** LISTED RECORDS follows **
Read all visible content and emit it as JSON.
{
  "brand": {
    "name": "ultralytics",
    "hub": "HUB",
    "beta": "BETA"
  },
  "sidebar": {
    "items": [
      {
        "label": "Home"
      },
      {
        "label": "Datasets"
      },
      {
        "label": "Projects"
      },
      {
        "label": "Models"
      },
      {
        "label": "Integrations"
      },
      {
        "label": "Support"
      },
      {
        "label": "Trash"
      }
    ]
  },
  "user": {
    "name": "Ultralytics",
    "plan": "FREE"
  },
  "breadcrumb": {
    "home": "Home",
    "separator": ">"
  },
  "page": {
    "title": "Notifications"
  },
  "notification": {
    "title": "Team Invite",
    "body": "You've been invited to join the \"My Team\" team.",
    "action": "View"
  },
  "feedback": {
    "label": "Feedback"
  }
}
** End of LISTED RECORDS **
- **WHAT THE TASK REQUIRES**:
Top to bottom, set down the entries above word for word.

- **ANSWER TO THIS PROBLEM**:
Read all visible content and emit it as JSON.
{
  "brand": {
    "name": "ultralytics",
    "hub": "HUB",
    "beta": "BETA"
  },
  "sidebar": {
    "items": [
      {
        "label": "Home"
      },
      {
        "label": "Datasets"
      },
      {
        "label": "Projects"
      },
      {
        "label": "Models"
      },
      {
        "label": "Integrations"
      },
      {
        "label": "Support"
      },
      {
        "label": "Trash"
      }
    ]
  },
  "user": {
    "name": "Ultralytics",
    "plan": "FREE"
  },
  "breadcrumb": {
    "home": "Home",
    "separator": ">"
  },
  "page": {
    "title": "Notifications"
  },
  "notification": {
    "title": "Team Invite",
    "body": "You've been invited to join the \"My Team\" team.",
    "action": "View"
  },
  "feedback": {
    "label": "Feedback"
  }
}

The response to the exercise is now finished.